■ Data provided
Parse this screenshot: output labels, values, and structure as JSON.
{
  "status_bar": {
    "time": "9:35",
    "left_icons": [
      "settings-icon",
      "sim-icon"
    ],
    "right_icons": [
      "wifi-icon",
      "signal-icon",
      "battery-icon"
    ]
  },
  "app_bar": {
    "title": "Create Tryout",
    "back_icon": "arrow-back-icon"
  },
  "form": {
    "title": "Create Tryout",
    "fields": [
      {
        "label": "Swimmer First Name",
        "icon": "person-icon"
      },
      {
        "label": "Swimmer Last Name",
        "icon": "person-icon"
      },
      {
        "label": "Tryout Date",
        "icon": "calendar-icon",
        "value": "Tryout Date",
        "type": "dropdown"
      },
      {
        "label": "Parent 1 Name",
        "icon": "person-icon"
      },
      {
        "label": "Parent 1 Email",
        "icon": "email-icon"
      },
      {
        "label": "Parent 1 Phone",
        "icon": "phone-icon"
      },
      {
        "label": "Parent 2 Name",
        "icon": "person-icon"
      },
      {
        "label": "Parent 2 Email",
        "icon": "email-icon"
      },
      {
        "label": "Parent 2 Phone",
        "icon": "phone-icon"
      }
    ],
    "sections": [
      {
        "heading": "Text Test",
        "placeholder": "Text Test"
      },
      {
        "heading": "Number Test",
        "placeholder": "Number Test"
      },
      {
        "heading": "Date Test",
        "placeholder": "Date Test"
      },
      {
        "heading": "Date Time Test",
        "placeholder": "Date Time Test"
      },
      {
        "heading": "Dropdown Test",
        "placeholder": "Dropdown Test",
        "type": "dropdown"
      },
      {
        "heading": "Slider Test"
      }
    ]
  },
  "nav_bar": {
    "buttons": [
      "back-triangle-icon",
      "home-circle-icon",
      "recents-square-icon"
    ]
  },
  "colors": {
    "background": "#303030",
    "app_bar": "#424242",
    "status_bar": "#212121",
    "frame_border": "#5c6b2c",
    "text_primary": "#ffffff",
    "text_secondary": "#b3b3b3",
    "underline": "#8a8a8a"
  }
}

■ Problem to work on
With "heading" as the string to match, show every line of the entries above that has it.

■ Solution to this task
        "heading": "Text Test",
        "heading": "Number Test",
        "heading": "Date Test",
        "heading": "Date Time Test",
        "heading": "Dropdown Test",
        "heading": "Slider Test"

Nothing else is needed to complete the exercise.